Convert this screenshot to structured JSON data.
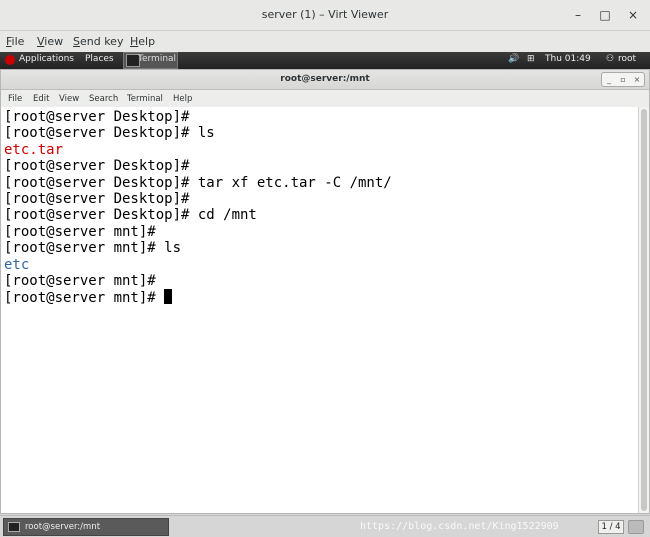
{
  "viewer": {
    "title": "server (1) – Virt Viewer",
    "menus": [
      {
        "label": "File",
        "underline": "F",
        "rest": "ile"
      },
      {
        "label": "View",
        "underline": "V",
        "rest": "iew"
      },
      {
        "label": "Send key",
        "underline": "S",
        "rest": "end key"
      },
      {
        "label": "Help",
        "underline": "H",
        "rest": "elp"
      }
    ],
    "controls": {
      "minimize": "–",
      "maximize": "□",
      "close": "×"
    }
  },
  "gnome_panel": {
    "applications": "Applications",
    "places": "Places",
    "task_label": "Terminal",
    "clock": "Thu 01:49",
    "user": "root"
  },
  "terminal": {
    "title": "root@server:/mnt",
    "menus": [
      "File",
      "Edit",
      "View",
      "Search",
      "Terminal",
      "Help"
    ],
    "lines": [
      {
        "text": "[root@server Desktop]#",
        "color": ""
      },
      {
        "text": "[root@server Desktop]# ls",
        "color": ""
      },
      {
        "text": "etc.tar",
        "color": "red"
      },
      {
        "text": "[root@server Desktop]#",
        "color": ""
      },
      {
        "text": "[root@server Desktop]# tar xf etc.tar -C /mnt/",
        "color": ""
      },
      {
        "text": "[root@server Desktop]#",
        "color": ""
      },
      {
        "text": "[root@server Desktop]# cd /mnt",
        "color": ""
      },
      {
        "text": "[root@server mnt]#",
        "color": ""
      },
      {
        "text": "[root@server mnt]# ls",
        "color": ""
      },
      {
        "text": "etc",
        "color": "blue"
      },
      {
        "text": "[root@server mnt]#",
        "color": ""
      },
      {
        "text": "[root@server mnt]# ",
        "color": "",
        "cursor": true
      }
    ]
  },
  "bottom_panel": {
    "task_label": "root@server:/mnt",
    "pager": "1 / 4",
    "watermark": "https://blog.csdn.net/King1522909"
  },
  "colors": {
    "red_text": "#cc0000",
    "blue_text": "#3465a4",
    "panel_dark": "#2b2b2b"
  }
}
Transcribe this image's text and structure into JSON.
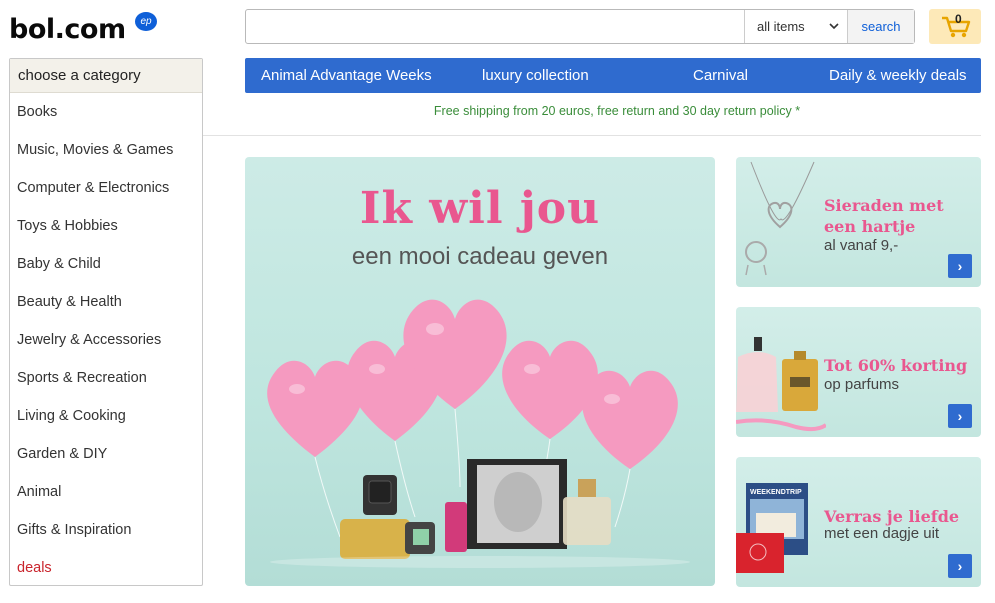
{
  "logo": {
    "text": "bol.com",
    "badge": "ep"
  },
  "search": {
    "placeholder": "",
    "category_selected": "all items",
    "button_label": "search"
  },
  "cart": {
    "count": "0"
  },
  "sidebar": {
    "title": "choose a category",
    "items": [
      {
        "label": "Books"
      },
      {
        "label": "Music, Movies & Games"
      },
      {
        "label": "Computer & Electronics"
      },
      {
        "label": "Toys & Hobbies"
      },
      {
        "label": "Baby & Child"
      },
      {
        "label": "Beauty & Health"
      },
      {
        "label": "Jewelry & Accessories"
      },
      {
        "label": "Sports & Recreation"
      },
      {
        "label": "Living & Cooking"
      },
      {
        "label": "Garden & DIY"
      },
      {
        "label": "Animal"
      },
      {
        "label": "Gifts & Inspiration"
      },
      {
        "label": "deals"
      }
    ]
  },
  "nav": {
    "items": [
      {
        "label": "Animal Advantage Weeks"
      },
      {
        "label": "luxury collection"
      },
      {
        "label": "Carnival"
      },
      {
        "label": "Daily & weekly deals"
      }
    ]
  },
  "shipping_note": "Free shipping from 20 euros, free return and 30 day return policy *",
  "hero": {
    "title": "Ik wil jou",
    "subtitle": "een mooi cadeau geven"
  },
  "promos": [
    {
      "title_line1": "Sieraden met",
      "title_line2": "een hartje",
      "subtitle": "al vanaf 9,-"
    },
    {
      "title_line1": "Tot 60% korting",
      "title_line2": "",
      "subtitle": "op parfums"
    },
    {
      "title_line1": "Verras je liefde",
      "title_line2": "",
      "subtitle": "met een dagje uit",
      "tag": "WEEKENDTRIP"
    }
  ],
  "colors": {
    "brand_blue": "#2f6bcf",
    "pink": "#e9578f",
    "shipping_green": "#3a8d3a",
    "deal_red": "#c9242c",
    "cart_bg": "#fde9b8"
  },
  "icons": {
    "cart": "shopping-cart-icon",
    "dropdown": "chevron-down-icon",
    "promo_arrow": "chevron-right-icon"
  }
}
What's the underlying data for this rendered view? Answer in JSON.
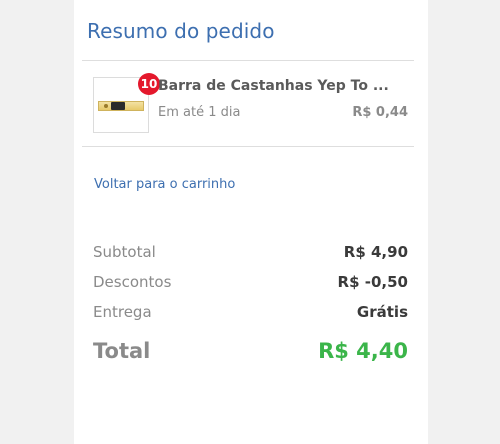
{
  "summary": {
    "title": "Resumo do pedido"
  },
  "cart_item": {
    "quantity": "10",
    "name": "Barra de Castanhas Yep To ...",
    "delivery": "Em até 1 dia",
    "price": "R$ 0,44"
  },
  "links": {
    "back_to_cart": "Voltar para o carrinho"
  },
  "totals": {
    "subtotal_label": "Subtotal",
    "subtotal_value": "R$ 4,90",
    "discounts_label": "Descontos",
    "discounts_value": "R$ -0,50",
    "delivery_label": "Entrega",
    "delivery_value": "Grátis",
    "total_label": "Total",
    "total_value": "R$ 4,40"
  },
  "colors": {
    "title_blue": "#3d6fb0",
    "badge_red": "#e4182c",
    "total_green": "#3bb54a"
  }
}
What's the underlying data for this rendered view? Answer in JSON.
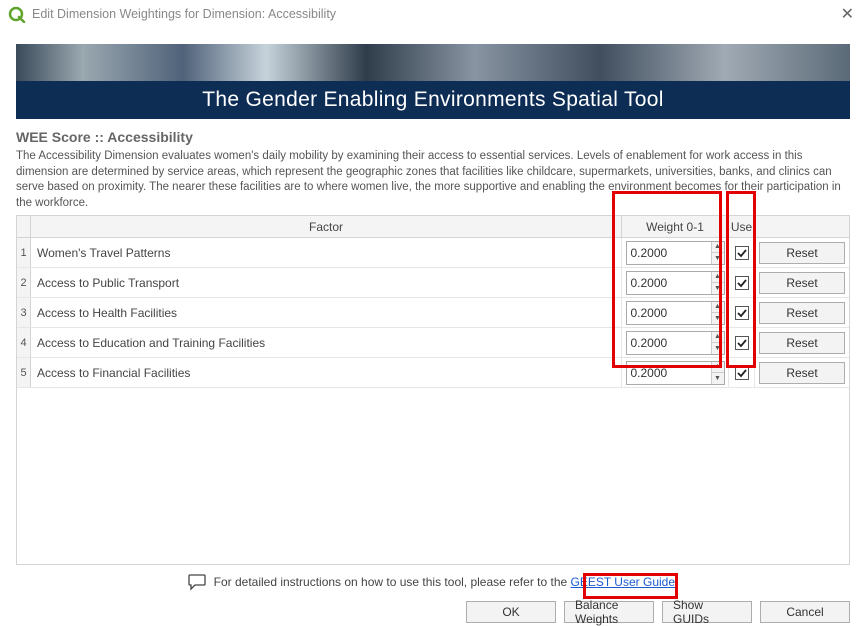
{
  "titlebar": {
    "title": "Edit Dimension Weightings for Dimension: Accessibility"
  },
  "banner": {
    "title": "The Gender Enabling Environments Spatial Tool"
  },
  "section_head": "WEE Score :: Accessibility",
  "description": "The Accessibility Dimension evaluates women's daily mobility by examining their access to essential services. Levels of enablement for work access in this dimension are determined by service areas, which represent the geographic zones that facilities like childcare, supermarkets, universities, banks, and clinics can serve based on proximity. The nearer these facilities are to where women live, the more supportive and enabling the environment becomes for their participation in the workforce.",
  "headers": {
    "factor": "Factor",
    "weight": "Weight 0-1",
    "use": "Use",
    "reset": ""
  },
  "rows": [
    {
      "idx": "1",
      "factor": "Women's Travel Patterns",
      "weight": "0.2000",
      "use": true
    },
    {
      "idx": "2",
      "factor": "Access to Public Transport",
      "weight": "0.2000",
      "use": true
    },
    {
      "idx": "3",
      "factor": "Access to Health Facilities",
      "weight": "0.2000",
      "use": true
    },
    {
      "idx": "4",
      "factor": "Access to Education and Training Facilities",
      "weight": "0.2000",
      "use": true
    },
    {
      "idx": "5",
      "factor": "Access to Financial Facilities",
      "weight": "0.2000",
      "use": true
    }
  ],
  "reset_label": "Reset",
  "footer_note": {
    "prefix": "For detailed instructions on how to use this tool, please refer to the ",
    "link": "GEEST User Guide",
    "suffix": "."
  },
  "buttons": {
    "ok": "OK",
    "balance": "Balance Weights",
    "guids": "Show GUIDs",
    "cancel": "Cancel"
  }
}
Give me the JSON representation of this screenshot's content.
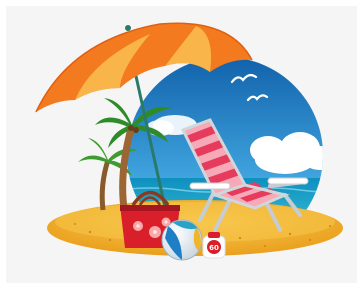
{
  "image": {
    "description_tags": [
      "umbrella-icon",
      "palm-tree-icon",
      "beach-chair-icon",
      "beach-bag-icon",
      "beach-ball-icon",
      "sunscreen-icon",
      "seagull-icon",
      "cloud-icon",
      "sand-island-icon"
    ],
    "sunscreen_label": "60",
    "colors": {
      "sky": "#2f86c9",
      "sea": "#1aa4c8",
      "sand": "#f2b531",
      "umbrella_orange": "#f47a1f",
      "umbrella_light": "#f9b54a",
      "chair_stripe": "#e73b5e",
      "bag": "#d81f2a"
    }
  }
}
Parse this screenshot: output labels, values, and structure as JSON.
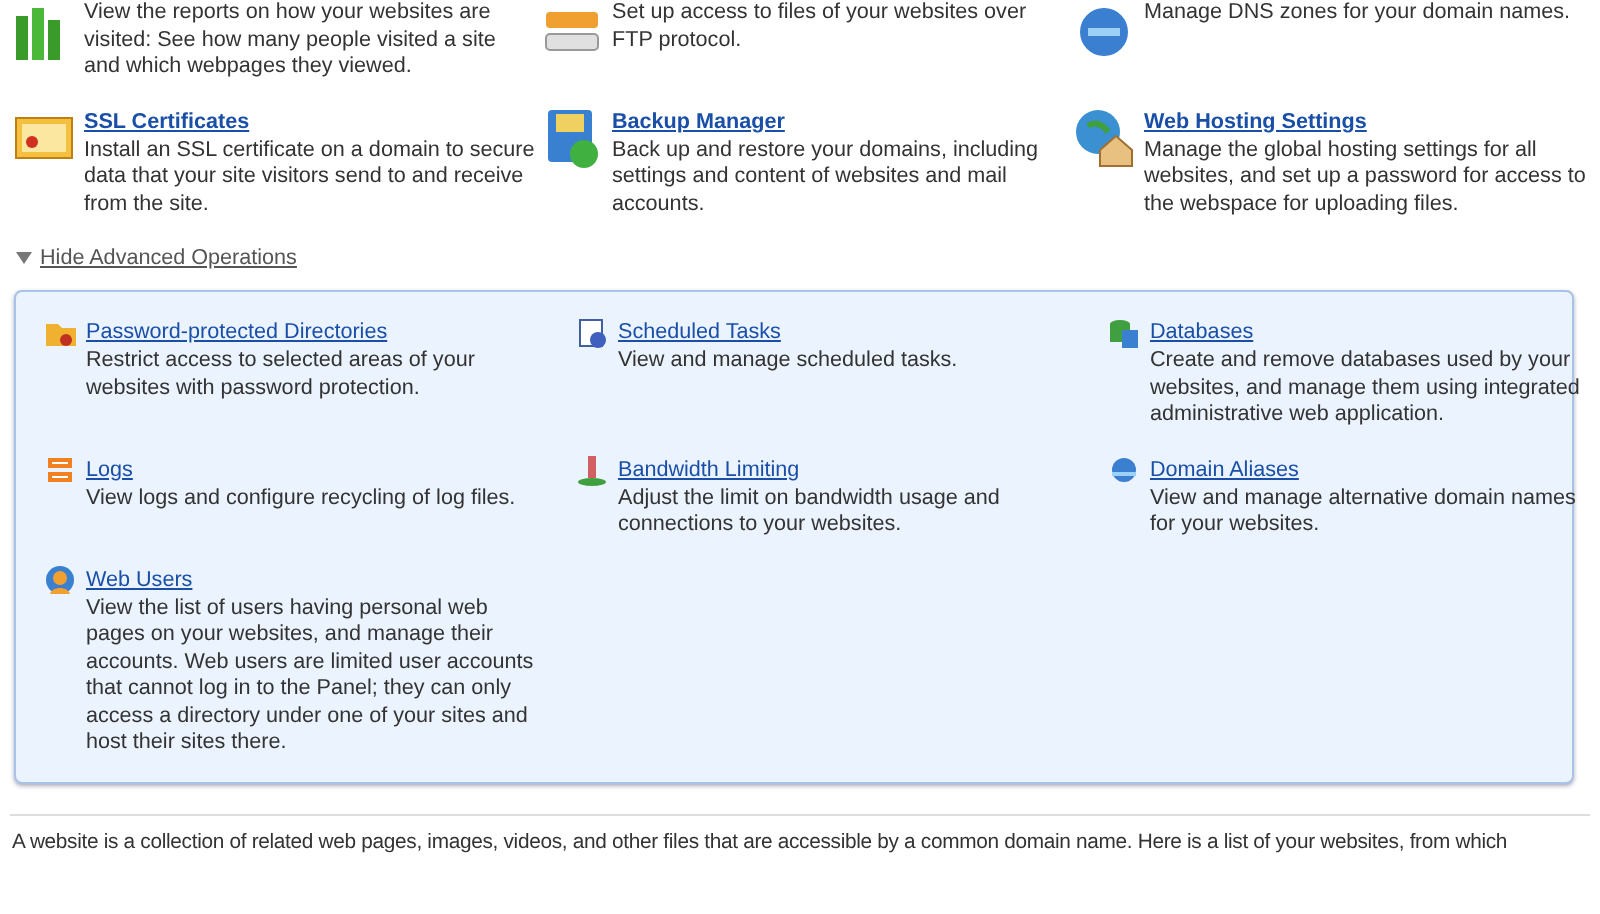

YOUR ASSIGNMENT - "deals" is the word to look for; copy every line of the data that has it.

TASK RESPONSE -
        "label": "deals"
        "label": "Daily & weekly deals"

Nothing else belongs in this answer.